From sap to bark, birch trees are used to make everything from beer to toothpicks. Native Americans stretched birch bark on their canoe frames and used the wood for their arrows. The birch is New Hampshire's state tree. It is also popular as an ornamental tree and has gained the nickname "Mother Tree" because birches were planted at the White House to honor the mothers of U.S. presidents. The oil extracted from the bark contains a chemical used to treat rheumatism and inflammations.
Where it Grows
Eastern U.S., principally Northern and Lake states. The average tree is 60 to 70 feet in height. Birch prefers valleys and stream banks although it adapts itself to higher grounds.
Yellow birch has a white sapwood and light reddish brown heartwood. The wood is generally straight-grained with a fine uniform texture. Generally characterized by a plain and often curly or wavy pattern.
Furniture, millwork and paneling, doors, flooring, kitchen cabinets, turnings and toys.
The wood works fairly easily, glues well with care, takes stain extremely well, and nails and screws satisfactorily where pre-boring is advised. It dries rather slowly with little degrade, but it has moderately high shrinkage, so is susceptible to movement in performance.

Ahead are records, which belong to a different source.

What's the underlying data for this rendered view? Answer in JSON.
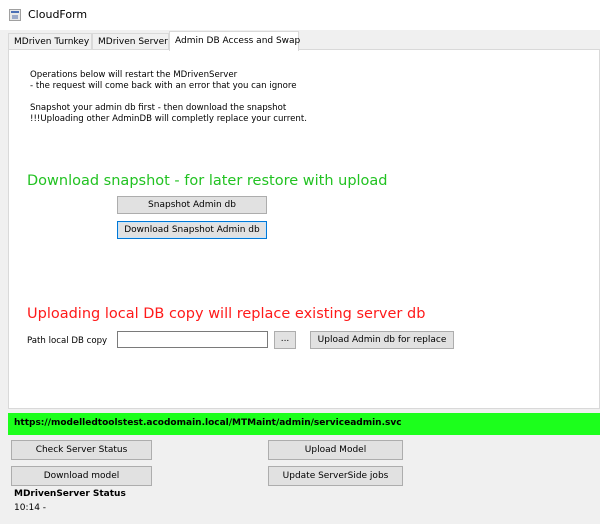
{
  "window": {
    "title": "CloudForm"
  },
  "tabs": [
    {
      "label": "MDriven Turnkey"
    },
    {
      "label": "MDriven Server"
    },
    {
      "label": "Admin DB Access and Swap"
    }
  ],
  "panel": {
    "info_lines": [
      "Operations below will restart the MDrivenServer",
      "- the request will come back with an error that you can ignore",
      "Snapshot your admin db first - then download the snapshot",
      "!!!Uploading other AdminDB will completly replace your current."
    ],
    "download_heading": "Download snapshot - for later restore with upload",
    "snapshot_button": "Snapshot Admin db",
    "download_snapshot_button": "Download Snapshot Admin db",
    "upload_heading": "Uploading local DB copy will replace existing server db",
    "path_label": "Path local DB copy",
    "path_value": "",
    "browse_button": "...",
    "upload_button": "Upload Admin db for replace"
  },
  "url": "https://modelledtoolstest.acodomain.local/MTMaint/admin/serviceadmin.svc",
  "bottom": {
    "check_status_button": "Check Server Status",
    "upload_model_button": "Upload Model",
    "download_model_button": "Download model",
    "update_jobs_button": "Update ServerSide jobs",
    "status_title": "MDrivenServer Status",
    "status_value": "10:14 -"
  },
  "colors": {
    "download_heading": "#22c222",
    "upload_heading": "#ff1a1a",
    "url_bar": "#1cff1c",
    "focus": "#0078d7"
  }
}
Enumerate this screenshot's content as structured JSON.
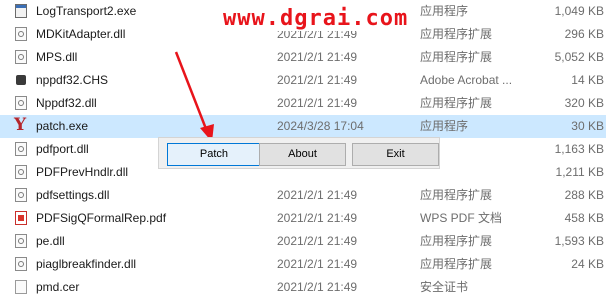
{
  "watermark": "www.dgrai.com",
  "files": [
    {
      "name": "LogTransport2.exe",
      "date": "",
      "type": "应用程序",
      "size": "1,049 KB",
      "icon": "exe-file-icon"
    },
    {
      "name": "MDKitAdapter.dll",
      "date": "2021/2/1 21:49",
      "type": "应用程序扩展",
      "size": "296 KB",
      "icon": "dll-file-icon"
    },
    {
      "name": "MPS.dll",
      "date": "2021/2/1 21:49",
      "type": "应用程序扩展",
      "size": "5,052 KB",
      "icon": "dll-file-icon"
    },
    {
      "name": "nppdf32.CHS",
      "date": "2021/2/1 21:49",
      "type": "Adobe Acrobat ...",
      "size": "14 KB",
      "icon": "chs-file-icon"
    },
    {
      "name": "Nppdf32.dll",
      "date": "2021/2/1 21:49",
      "type": "应用程序扩展",
      "size": "320 KB",
      "icon": "dll-file-icon"
    },
    {
      "name": "patch.exe",
      "date": "2024/3/28 17:04",
      "type": "应用程序",
      "size": "30 KB",
      "icon": "patch-app-icon"
    },
    {
      "name": "pdfport.dll",
      "date": "",
      "type": "",
      "size": "1,163 KB",
      "icon": "dll-file-icon"
    },
    {
      "name": "PDFPrevHndlr.dll",
      "date": "",
      "type": "",
      "size": "1,211 KB",
      "icon": "dll-file-icon"
    },
    {
      "name": "pdfsettings.dll",
      "date": "2021/2/1 21:49",
      "type": "应用程序扩展",
      "size": "288 KB",
      "icon": "dll-file-icon"
    },
    {
      "name": "PDFSigQFormalRep.pdf",
      "date": "2021/2/1 21:49",
      "type": "WPS PDF 文档",
      "size": "458 KB",
      "icon": "pdf-file-icon"
    },
    {
      "name": "pe.dll",
      "date": "2021/2/1 21:49",
      "type": "应用程序扩展",
      "size": "1,593 KB",
      "icon": "dll-file-icon"
    },
    {
      "name": "piaglbreakfinder.dll",
      "date": "2021/2/1 21:49",
      "type": "应用程序扩展",
      "size": "24 KB",
      "icon": "dll-file-icon"
    },
    {
      "name": "pmd.cer",
      "date": "2021/2/1 21:49",
      "type": "安全证书",
      "size": "",
      "icon": "generic-file-icon"
    }
  ],
  "dialog": {
    "patch_label": "Patch",
    "about_label": "About",
    "exit_label": "Exit"
  },
  "colors": {
    "watermark": "#e8141b",
    "arrow": "#e8141b",
    "selection": "#cce8ff",
    "default_button_border": "#0078d7"
  }
}
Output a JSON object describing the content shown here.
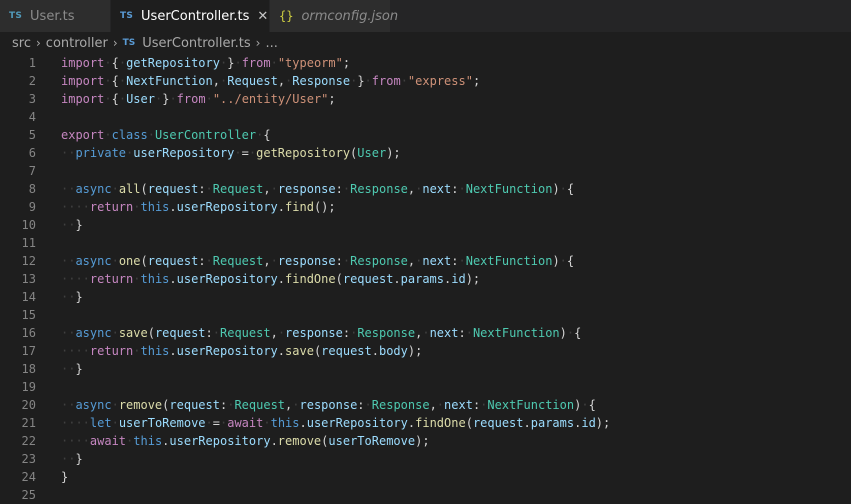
{
  "tabs": [
    {
      "label": "User.ts",
      "icon": "TS",
      "active": false
    },
    {
      "label": "UserController.ts",
      "icon": "TS",
      "active": true,
      "close": "✕"
    },
    {
      "label": "ormconfig.json",
      "icon": "{}",
      "active": false
    }
  ],
  "breadcrumb": {
    "items": [
      "src",
      "controller",
      "UserController.ts",
      "..."
    ],
    "ts_icon": "TS"
  },
  "editor": {
    "line_numbers": [
      "1",
      "2",
      "3",
      "4",
      "5",
      "6",
      "7",
      "8",
      "9",
      "10",
      "11",
      "12",
      "13",
      "14",
      "15",
      "16",
      "17",
      "18",
      "19",
      "20",
      "21",
      "22",
      "23",
      "24",
      "25"
    ],
    "lines": [
      "import { getRepository } from \"typeorm\";",
      "import { NextFunction, Request, Response } from \"express\";",
      "import { User } from \"../entity/User\";",
      "",
      "export class UserController {",
      "  private userRepository = getRepository(User);",
      "",
      "  async all(request: Request, response: Response, next: NextFunction) {",
      "    return this.userRepository.find();",
      "  }",
      "",
      "  async one(request: Request, response: Response, next: NextFunction) {",
      "    return this.userRepository.findOne(request.params.id);",
      "  }",
      "",
      "  async save(request: Request, response: Response, next: NextFunction) {",
      "    return this.userRepository.save(request.body);",
      "  }",
      "",
      "  async remove(request: Request, response: Response, next: NextFunction) {",
      "    let userToRemove = await this.userRepository.findOne(request.params.id);",
      "    await this.userRepository.remove(userToRemove);",
      "  }",
      "}",
      ""
    ]
  },
  "colors": {
    "keyword": "#569cd6",
    "control": "#c586c0",
    "function": "#dcdcaa",
    "type": "#4ec9b0",
    "variable": "#9cdcfe",
    "string": "#ce9178",
    "background": "#1e1e1e"
  }
}
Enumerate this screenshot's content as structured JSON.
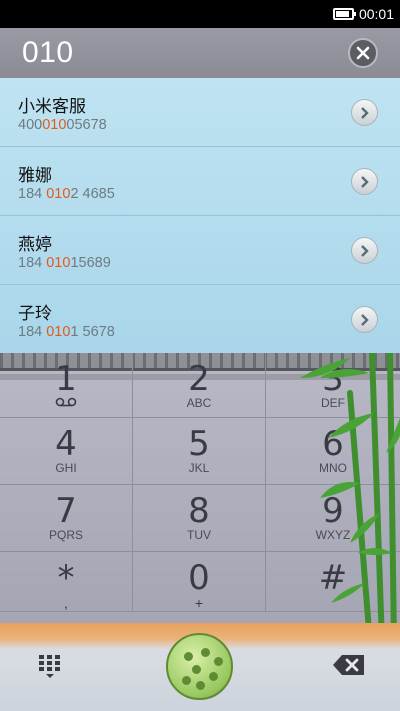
{
  "status_bar": {
    "time": "00:01",
    "battery_percent": 70
  },
  "search": {
    "query": "010"
  },
  "results": [
    {
      "name": "小米客服",
      "number_pre": "400",
      "number_hl": "010",
      "number_post": "05678"
    },
    {
      "name": "雅娜",
      "number_pre": "184 ",
      "number_hl": "010",
      "number_post": "2 4685"
    },
    {
      "name": "燕婷",
      "number_pre": "184 ",
      "number_hl": "010",
      "number_post": "15689"
    },
    {
      "name": "子玲",
      "number_pre": "184 ",
      "number_hl": "010",
      "number_post": "1 5678"
    }
  ],
  "dialpad": {
    "keys": [
      {
        "digit": "1",
        "letters": ""
      },
      {
        "digit": "2",
        "letters": "ABC"
      },
      {
        "digit": "3",
        "letters": "DEF"
      },
      {
        "digit": "4",
        "letters": "GHI"
      },
      {
        "digit": "5",
        "letters": "JKL"
      },
      {
        "digit": "6",
        "letters": "MNO"
      },
      {
        "digit": "7",
        "letters": "PQRS"
      },
      {
        "digit": "8",
        "letters": "TUV"
      },
      {
        "digit": "9",
        "letters": "WXYZ"
      },
      {
        "digit": "*",
        "letters": ","
      },
      {
        "digit": "0",
        "letters": "+"
      },
      {
        "digit": "#",
        "letters": ""
      }
    ]
  },
  "colors": {
    "highlight": "#e25a1c",
    "list_bg": "#bfe3f2",
    "call_green": "#97c75e"
  },
  "icons": {
    "clear": "close-icon",
    "detail": "chevron-right-icon",
    "voicemail": "voicemail-icon",
    "grid": "dialpad-grid-icon",
    "call": "call-icon",
    "backspace": "backspace-icon"
  }
}
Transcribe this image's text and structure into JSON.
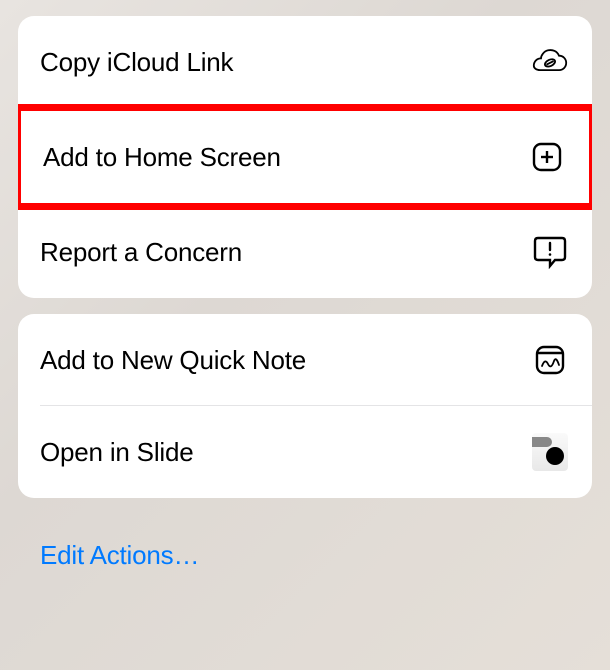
{
  "group1": {
    "items": [
      {
        "label": "Copy iCloud Link",
        "icon": "cloud-link-icon"
      },
      {
        "label": "Add to Home Screen",
        "icon": "add-square-icon",
        "highlighted": true
      },
      {
        "label": "Report a Concern",
        "icon": "report-speech-icon"
      }
    ]
  },
  "group2": {
    "items": [
      {
        "label": "Add to New Quick Note",
        "icon": "quick-note-icon"
      },
      {
        "label": "Open in Slide",
        "icon": "slide-app-icon"
      }
    ]
  },
  "footer": {
    "edit_actions_label": "Edit Actions…"
  }
}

The wood of yellow birch is heavy, hard and strong. It has very good bending properties, with good crushing strength and shock resistance.